The Unheroic Journey: Awards Season's Best Biopics

Narrative fiction has long travelled outwith the rigid story structures set out by Aristotle and Joseph Campbell, but biographical cinema has been slow to catch up. Might this year's crop of biopics be turning the tide?

Feature by Carmen Paddock | 25 Jan 2024
  • Oppenheimer

Awards Season is in full swing. It’s a time of red carpets, chaotic speeches, post-show celebrity sightings, and an overrepresentation of biopics. This genre is perennial awards fodder: the subjects are known and recreating the past an art unto itself. The best allow a humanising glimpse into deified or vilified subjects through cinema’s narrative and imaginative possibilities; the worst rely on subject matter alone to earn accolades.

In 2000, Roger Ebert described biopics as fundamentally simplifying – they “see the good in a man and demonize his enemies… If they didn’t, we wouldn’t pay to see them.” Ebert underestimates the human thirst for the messy, weird, and unwise. Transposing a life onto a conventional Western story structure is a fundamental genre problem, but the issue is less Aristotle’s three acts or Freytag’s pyramid than sending a real figure on Campbell’s hero’s journey.

Through studies of world myths and Jungian training, American writer Joseph Campbell based the “monomyth” – the “universal” story – around an exceptional protagonist. In The Hero with a Thousand Faces, he describes the “hero’s adventure”: leaving the everyday for a heightened world; overcoming tests and trials, often with a mentor; facing a final ordeal; and, if not dead, returning with a “boon” for those he left behind. Sci-fi and fantasy fans may be most familiar with this – George Lucas explicitly credited Campbell for inspiring Star Wars – but biopics are not exempt. Treating Campbell’s journey as a shorthand for truth and universality exaggerates focus on the individual and can make the larger-than-life appeal of 'great' figures ring oddly hollow.

Walk the Line is the quintessential Campbellian biopic; flashbacks build to Johnny Cash’s performance at Folsom State Prison, seeing his rise from the ordinary to the extraordinary via trials (largely of his own making). The 'boons' are his artistry. Despite bravura star performances and meticulous reconstruction of time and place, Walk the Line's formulaic structure spawned the greatest lampoon in cinema: Walk Hard: The Dewey Cox Story.

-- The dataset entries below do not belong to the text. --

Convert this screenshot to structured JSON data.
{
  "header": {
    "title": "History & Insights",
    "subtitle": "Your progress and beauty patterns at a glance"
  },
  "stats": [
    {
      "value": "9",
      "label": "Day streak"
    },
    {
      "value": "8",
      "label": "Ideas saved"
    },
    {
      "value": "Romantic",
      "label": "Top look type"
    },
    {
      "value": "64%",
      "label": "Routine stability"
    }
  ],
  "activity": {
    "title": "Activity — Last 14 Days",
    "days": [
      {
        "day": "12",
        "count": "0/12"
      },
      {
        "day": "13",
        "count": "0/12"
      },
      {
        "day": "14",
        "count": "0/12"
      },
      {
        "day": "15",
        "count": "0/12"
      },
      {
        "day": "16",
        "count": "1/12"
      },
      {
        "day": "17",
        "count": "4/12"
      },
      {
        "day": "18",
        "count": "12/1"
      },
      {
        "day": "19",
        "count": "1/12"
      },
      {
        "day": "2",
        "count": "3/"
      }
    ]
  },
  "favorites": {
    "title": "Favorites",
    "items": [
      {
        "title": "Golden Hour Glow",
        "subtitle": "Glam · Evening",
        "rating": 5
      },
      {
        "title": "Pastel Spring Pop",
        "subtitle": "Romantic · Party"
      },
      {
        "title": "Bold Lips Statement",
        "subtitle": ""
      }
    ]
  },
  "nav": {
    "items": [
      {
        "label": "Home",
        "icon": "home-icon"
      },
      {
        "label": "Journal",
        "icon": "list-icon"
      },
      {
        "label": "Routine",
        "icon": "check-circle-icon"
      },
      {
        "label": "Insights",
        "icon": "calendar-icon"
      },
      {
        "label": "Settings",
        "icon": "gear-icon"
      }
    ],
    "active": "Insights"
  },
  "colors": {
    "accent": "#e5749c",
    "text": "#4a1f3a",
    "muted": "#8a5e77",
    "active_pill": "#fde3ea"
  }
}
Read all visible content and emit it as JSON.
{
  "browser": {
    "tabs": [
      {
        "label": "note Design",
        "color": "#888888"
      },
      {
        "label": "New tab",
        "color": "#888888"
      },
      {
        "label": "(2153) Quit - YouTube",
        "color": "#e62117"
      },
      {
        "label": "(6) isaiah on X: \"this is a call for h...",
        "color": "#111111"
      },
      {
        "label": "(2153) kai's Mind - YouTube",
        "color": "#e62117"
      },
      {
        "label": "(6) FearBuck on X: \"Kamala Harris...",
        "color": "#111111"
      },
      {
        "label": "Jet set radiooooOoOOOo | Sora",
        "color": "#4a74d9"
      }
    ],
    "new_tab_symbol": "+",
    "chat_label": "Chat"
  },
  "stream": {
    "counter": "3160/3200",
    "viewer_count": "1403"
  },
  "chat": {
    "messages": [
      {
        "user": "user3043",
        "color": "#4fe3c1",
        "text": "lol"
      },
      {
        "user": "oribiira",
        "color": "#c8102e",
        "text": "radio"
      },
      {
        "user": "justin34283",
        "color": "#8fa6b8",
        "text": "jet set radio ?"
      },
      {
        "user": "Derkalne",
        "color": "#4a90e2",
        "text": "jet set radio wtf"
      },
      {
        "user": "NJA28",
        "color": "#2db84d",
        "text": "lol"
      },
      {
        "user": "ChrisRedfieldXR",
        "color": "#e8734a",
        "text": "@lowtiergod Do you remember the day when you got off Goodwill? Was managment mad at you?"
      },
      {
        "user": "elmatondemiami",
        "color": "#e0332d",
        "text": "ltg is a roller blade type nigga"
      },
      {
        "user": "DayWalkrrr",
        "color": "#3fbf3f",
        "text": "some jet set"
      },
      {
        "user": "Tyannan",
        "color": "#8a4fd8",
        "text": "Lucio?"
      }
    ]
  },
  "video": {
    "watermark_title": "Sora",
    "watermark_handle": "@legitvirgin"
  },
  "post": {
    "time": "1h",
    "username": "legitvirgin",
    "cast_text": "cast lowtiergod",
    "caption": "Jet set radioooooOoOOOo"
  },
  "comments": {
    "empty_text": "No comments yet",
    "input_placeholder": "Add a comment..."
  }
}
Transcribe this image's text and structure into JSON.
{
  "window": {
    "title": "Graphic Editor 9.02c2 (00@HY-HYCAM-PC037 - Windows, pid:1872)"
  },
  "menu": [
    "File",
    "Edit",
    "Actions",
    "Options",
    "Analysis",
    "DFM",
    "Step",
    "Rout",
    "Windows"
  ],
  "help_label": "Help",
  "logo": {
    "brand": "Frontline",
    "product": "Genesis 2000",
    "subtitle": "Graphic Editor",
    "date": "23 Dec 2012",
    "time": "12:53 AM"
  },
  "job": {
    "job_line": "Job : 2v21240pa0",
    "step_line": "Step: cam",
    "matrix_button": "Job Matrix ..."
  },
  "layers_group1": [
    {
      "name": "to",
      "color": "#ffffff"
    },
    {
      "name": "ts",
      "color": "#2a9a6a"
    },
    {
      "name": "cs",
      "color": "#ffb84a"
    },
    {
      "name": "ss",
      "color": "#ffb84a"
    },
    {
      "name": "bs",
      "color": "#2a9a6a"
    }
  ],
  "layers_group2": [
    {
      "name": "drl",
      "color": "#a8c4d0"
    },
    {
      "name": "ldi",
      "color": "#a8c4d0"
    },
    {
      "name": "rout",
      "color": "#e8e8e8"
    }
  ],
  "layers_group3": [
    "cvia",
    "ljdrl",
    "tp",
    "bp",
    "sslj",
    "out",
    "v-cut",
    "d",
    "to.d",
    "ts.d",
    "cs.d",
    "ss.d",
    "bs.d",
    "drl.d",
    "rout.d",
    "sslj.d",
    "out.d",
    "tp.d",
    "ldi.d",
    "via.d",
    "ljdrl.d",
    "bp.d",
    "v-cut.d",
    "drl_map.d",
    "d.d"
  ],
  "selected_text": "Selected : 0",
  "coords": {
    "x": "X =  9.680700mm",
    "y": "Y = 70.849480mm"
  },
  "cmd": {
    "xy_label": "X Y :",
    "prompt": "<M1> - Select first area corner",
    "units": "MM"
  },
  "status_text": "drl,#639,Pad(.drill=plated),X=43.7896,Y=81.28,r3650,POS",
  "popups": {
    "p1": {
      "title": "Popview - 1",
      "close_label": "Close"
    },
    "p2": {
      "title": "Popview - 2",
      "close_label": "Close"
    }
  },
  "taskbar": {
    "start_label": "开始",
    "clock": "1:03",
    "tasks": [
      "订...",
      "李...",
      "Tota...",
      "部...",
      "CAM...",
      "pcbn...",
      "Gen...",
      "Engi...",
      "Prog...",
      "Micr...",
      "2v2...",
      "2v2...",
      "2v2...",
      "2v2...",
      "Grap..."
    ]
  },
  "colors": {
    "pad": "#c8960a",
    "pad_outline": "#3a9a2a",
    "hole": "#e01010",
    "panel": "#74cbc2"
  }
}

The half-life of recent biopics feels short. Have you thought about The Theory of Everything, Darkest Hour or Judy since their Oscar wins? Probably not. Perhaps these biopics' tendency towards tidiness is to blame. Think of Maggie Nelson’s refutation of Joan Didion in The Red Parts: “Stories may enable us to live, but they also trap us… In their scramble to make sense of nonsensical things, they distort, codify, blame, aggrandise, restrict, omit, betray, mythologise...” The film industry has struggled to sell a life without an embedded hero’s journey, but as these limitations become known the tide may be turning. The biopics of the 2024 awards season are varied – some hewing close to formula (Rustin), some doing away with it imperfectly (Maestro), and three proving illuminating across the spectrum.

OppenheimerNapoleon and Ferrari

Considering Christopher Nolan drew from American Prometheus, a J. Robert Oppenheimer biography explicitly invoking the mythic titan who gave man fire and was forever punished, a Campbellian slant in Oppenheimer is unsurprising. Despite the interlocking narratives (one titled 'Fission', the other 'Fusion'), the film does little new with the genre. While the narrative of 'Fission' continually comes back to a McCarthyist deposition, Nolan cannot avoid the Campbellian compression of a life from student hardships through to scientific and moral reckonings to old age to fuel each point of interrogation. Mentors, temptations, clashes, and achievements of the previously impossible appear in succession. Meanwhile, 'Fusion', the more interesting section, turns the attempted cabinet appointment of Oppenheimer's former colleague Lewis Strauss into a captivating procedural. 

Ridley Scott’s Napoleon is a joyous paint-by-numbers biopic hitting every point between the French general’s first call to power through his downfall. Within this almost cradle-to-grave Campbellian journey, Napoleon is given scope to be strange and unheroic. He falls down the stairs in an ungainly escape. He paws the ground like a horse when he wants sex. His outbursts about boats and lamb chops are comically petulant. Scott’s preference for the cool over the accurate is well documented, and with Napoleon he aims for a great time rather than an important one. The framework is irrelevant. 

A man in a long trenchcoat and sunglasses stands by a red racecar amid a group of onlookers.
Adam Driver as Enzo Ferrari in Ferrari. Photo: Sky Cinema/ NEON

This season’s best biopic is Michael Mann’s Ferrari. Opening flashback aside, Mann is uninterested in a rote path through challenges. The film hones in on preparations for the 1957 Mille Miglia. Enzo Ferrari pushes to create the world-leading racing car company and driving team, estranged wife Laura grapples with her place as company co-owner, and both mourn a son. The tensest threat is the cashing of a check. Test drives, engine sketches, coffee in front of the television, and opera trips are all permeated by their constant life-and-death preoccupations. The film’s unshowy presentation of an industry run by people with no sense of self-preservation, and its refusal to explain these urges, makes a deep impression.

Formulaic films are not failures by default. But after decades of biopics forgotten save for that Best Actor or Actress win, it is time to welcome new ways to portray a life through human, not mythic, journeys.

Oppenheimer and Napoleon are available to rent digitally; Ferrari is currently in cinemas